Supplied records =
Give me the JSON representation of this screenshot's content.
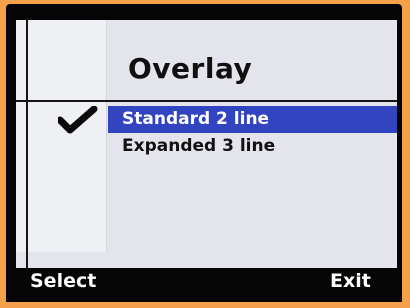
{
  "screen": {
    "title": "Overlay",
    "options": [
      {
        "label": "Standard 2 line",
        "checked": true,
        "highlighted": true
      },
      {
        "label": "Expanded 3 line",
        "checked": false,
        "highlighted": false
      }
    ],
    "check_icon": "checkmark-icon"
  },
  "softkeys": {
    "left_label": "Select",
    "right_label": "Exit"
  },
  "colors": {
    "background": "#f5a04a",
    "bezel": "#050505",
    "screen": "#e4e4ec",
    "highlight": "#3344c0"
  }
}
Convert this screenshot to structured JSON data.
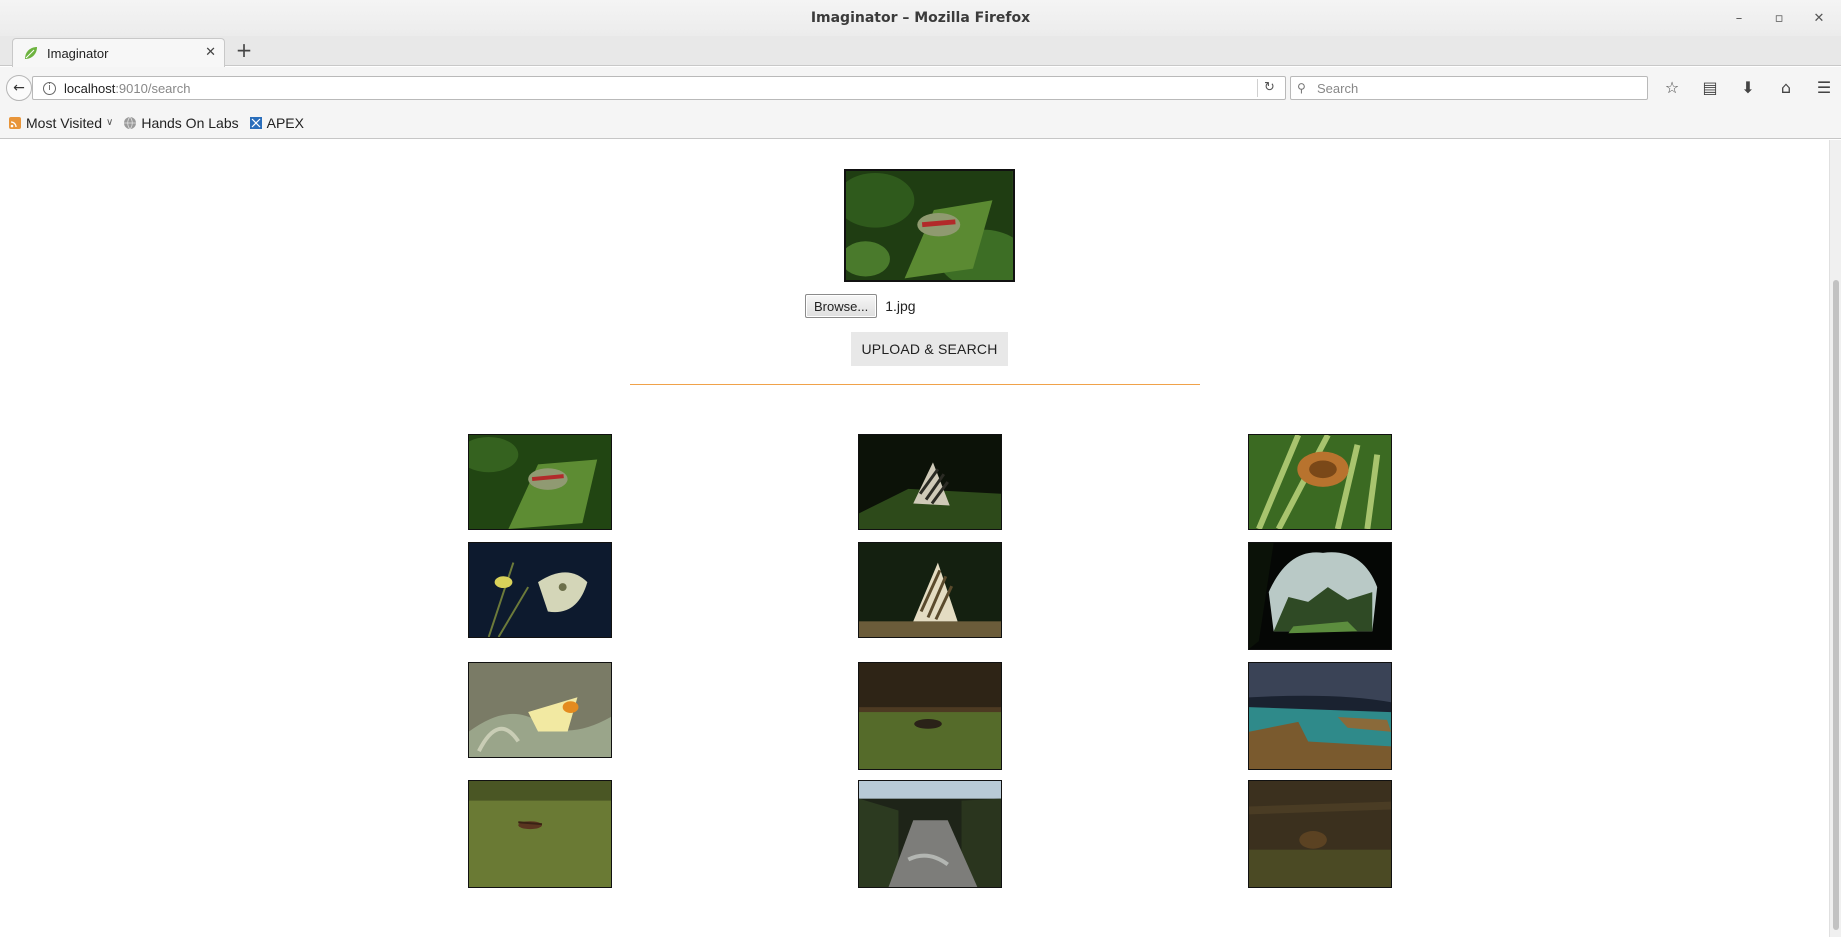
{
  "window": {
    "title": "Imaginator – Mozilla Firefox"
  },
  "tab": {
    "label": "Imaginator"
  },
  "nav": {
    "url_host": "localhost",
    "url_rest": ":9010/search",
    "search_placeholder": "Search"
  },
  "bookmarks": {
    "items": [
      {
        "label": "Most Visited"
      },
      {
        "label": "Hands On Labs"
      },
      {
        "label": "APEX"
      }
    ]
  },
  "upload": {
    "browse_label": "Browse...",
    "file_name": "1.jpg",
    "submit_label": "UPLOAD & SEARCH"
  },
  "colors": {
    "divider": "#f0a24a"
  }
}
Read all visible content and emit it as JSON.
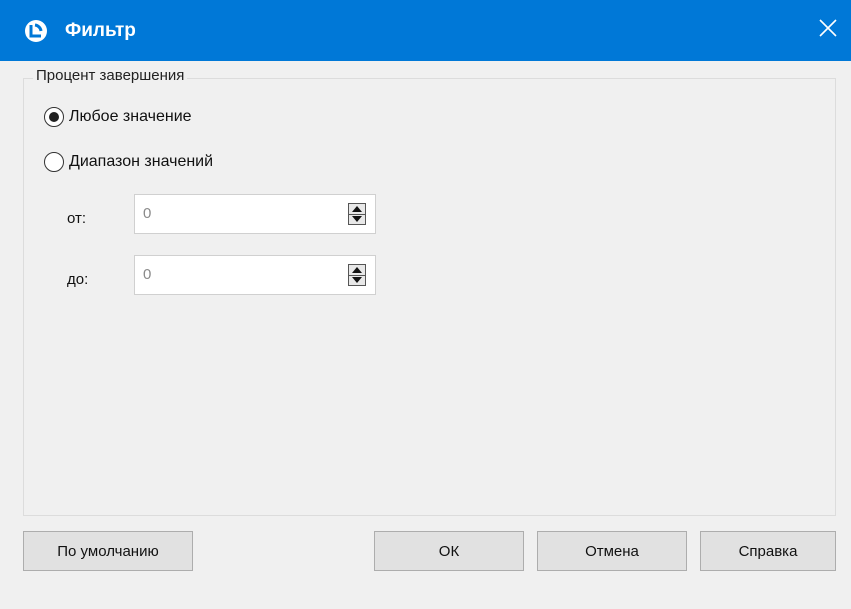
{
  "window": {
    "title": "Фильтр",
    "accent": "#0078d7"
  },
  "group": {
    "title": "Процент завершения"
  },
  "options": {
    "any_value": {
      "label": "Любое значение",
      "selected": true
    },
    "range": {
      "label": "Диапазон значений",
      "selected": false
    }
  },
  "range": {
    "from_label": "от:",
    "from_value": "0",
    "to_label": "до:",
    "to_value": "0"
  },
  "buttons": {
    "default_label": "По умолчанию",
    "ok_label": "ОК",
    "cancel_label": "Отмена",
    "help_label": "Справка"
  },
  "icons": {
    "app": "app-logo-icon",
    "close": "close-icon"
  }
}
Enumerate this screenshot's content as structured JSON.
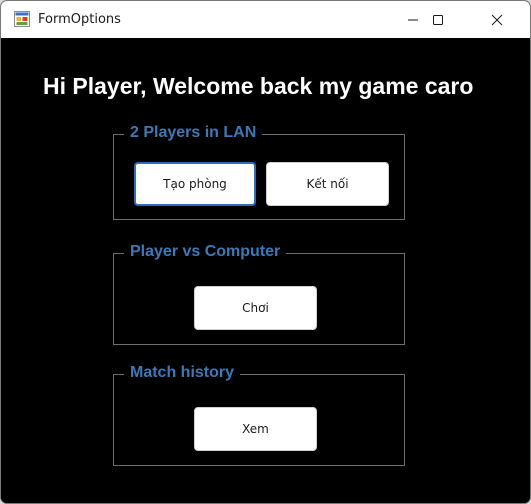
{
  "window": {
    "title": "FormOptions",
    "icon": "winforms-app-icon"
  },
  "caption_buttons": {
    "minimize_icon": "minimize-icon",
    "maximize_icon": "maximize-icon",
    "close_icon": "close-icon"
  },
  "welcome_text": "Hi Player, Welcome back my game caro",
  "groups": {
    "lan": {
      "legend": "2 Players in LAN",
      "create_room_label": "Tạo phòng",
      "connect_label": "Kết nối"
    },
    "pvc": {
      "legend": "Player vs Computer",
      "play_label": "Chơi"
    },
    "history": {
      "legend": "Match history",
      "view_label": "Xem"
    }
  },
  "colors": {
    "background": "#000000",
    "legend_text": "#3b79b8",
    "welcome_text": "#ffffff",
    "focus_border": "#2f6fba"
  }
}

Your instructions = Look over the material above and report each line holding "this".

Response =
Give me the JSON representation of this screenshot's content.
Convert this screenshot to structured JSON data.
Enumerate this screenshot's content as structured JSON.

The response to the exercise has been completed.